(Component data from apps and pages)
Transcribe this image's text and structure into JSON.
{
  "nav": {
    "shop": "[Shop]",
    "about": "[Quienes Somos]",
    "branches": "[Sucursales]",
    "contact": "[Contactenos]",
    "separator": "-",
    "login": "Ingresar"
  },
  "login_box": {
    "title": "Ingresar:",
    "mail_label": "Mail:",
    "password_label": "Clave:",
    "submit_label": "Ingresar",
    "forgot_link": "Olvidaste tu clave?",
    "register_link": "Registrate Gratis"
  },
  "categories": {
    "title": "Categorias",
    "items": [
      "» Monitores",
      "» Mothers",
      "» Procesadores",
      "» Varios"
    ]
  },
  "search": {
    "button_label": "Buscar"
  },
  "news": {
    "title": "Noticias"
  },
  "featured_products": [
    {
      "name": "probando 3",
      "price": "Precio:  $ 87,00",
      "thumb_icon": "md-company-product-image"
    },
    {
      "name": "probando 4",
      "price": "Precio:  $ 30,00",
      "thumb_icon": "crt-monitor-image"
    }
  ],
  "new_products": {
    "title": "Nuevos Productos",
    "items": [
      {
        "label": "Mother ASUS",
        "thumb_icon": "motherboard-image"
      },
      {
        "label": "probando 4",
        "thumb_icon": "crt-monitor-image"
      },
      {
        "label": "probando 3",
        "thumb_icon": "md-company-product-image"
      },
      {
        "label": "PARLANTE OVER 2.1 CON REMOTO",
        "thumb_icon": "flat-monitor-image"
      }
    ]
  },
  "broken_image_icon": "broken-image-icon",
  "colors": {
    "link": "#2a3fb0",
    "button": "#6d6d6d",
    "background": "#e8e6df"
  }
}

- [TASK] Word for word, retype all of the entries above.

- [EXERCISE OUTPUT]
Transcribe this image's text and structure into JSON.
{
  "nav": {
    "shop": "[Shop]",
    "about": "[Quienes Somos]",
    "branches": "[Sucursales]",
    "contact": "[Contactenos]",
    "separator": "-",
    "login": "Ingresar"
  },
  "login_box": {
    "title": "Ingresar:",
    "mail_label": "Mail:",
    "password_label": "Clave:",
    "submit_label": "Ingresar",
    "forgot_link": "Olvidaste tu clave?",
    "register_link": "Registrate Gratis"
  },
  "categories": {
    "title": "Categorias",
    "items": [
      "» Monitores",
      "» Mothers",
      "» Procesadores",
      "» Varios"
    ]
  },
  "search": {
    "button_label": "Buscar"
  },
  "news": {
    "title": "Noticias"
  },
  "featured_products": [
    {
      "name": "probando 3",
      "price": "Precio:  $ 87,00",
      "thumb_icon": "md-company-product-image"
    },
    {
      "name": "probando 4",
      "price": "Precio:  $ 30,00",
      "thumb_icon": "crt-monitor-image"
    }
  ],
  "new_products": {
    "title": "Nuevos Productos",
    "items": [
      {
        "label": "Mother ASUS",
        "thumb_icon": "motherboard-image"
      },
      {
        "label": "probando 4",
        "thumb_icon": "crt-monitor-image"
      },
      {
        "label": "probando 3",
        "thumb_icon": "md-company-product-image"
      },
      {
        "label": "PARLANTE OVER 2.1 CON REMOTO",
        "thumb_icon": "flat-monitor-image"
      }
    ]
  },
  "broken_image_icon": "broken-image-icon",
  "colors": {
    "link": "#2a3fb0",
    "button": "#6d6d6d",
    "background": "#e8e6df"
  }
}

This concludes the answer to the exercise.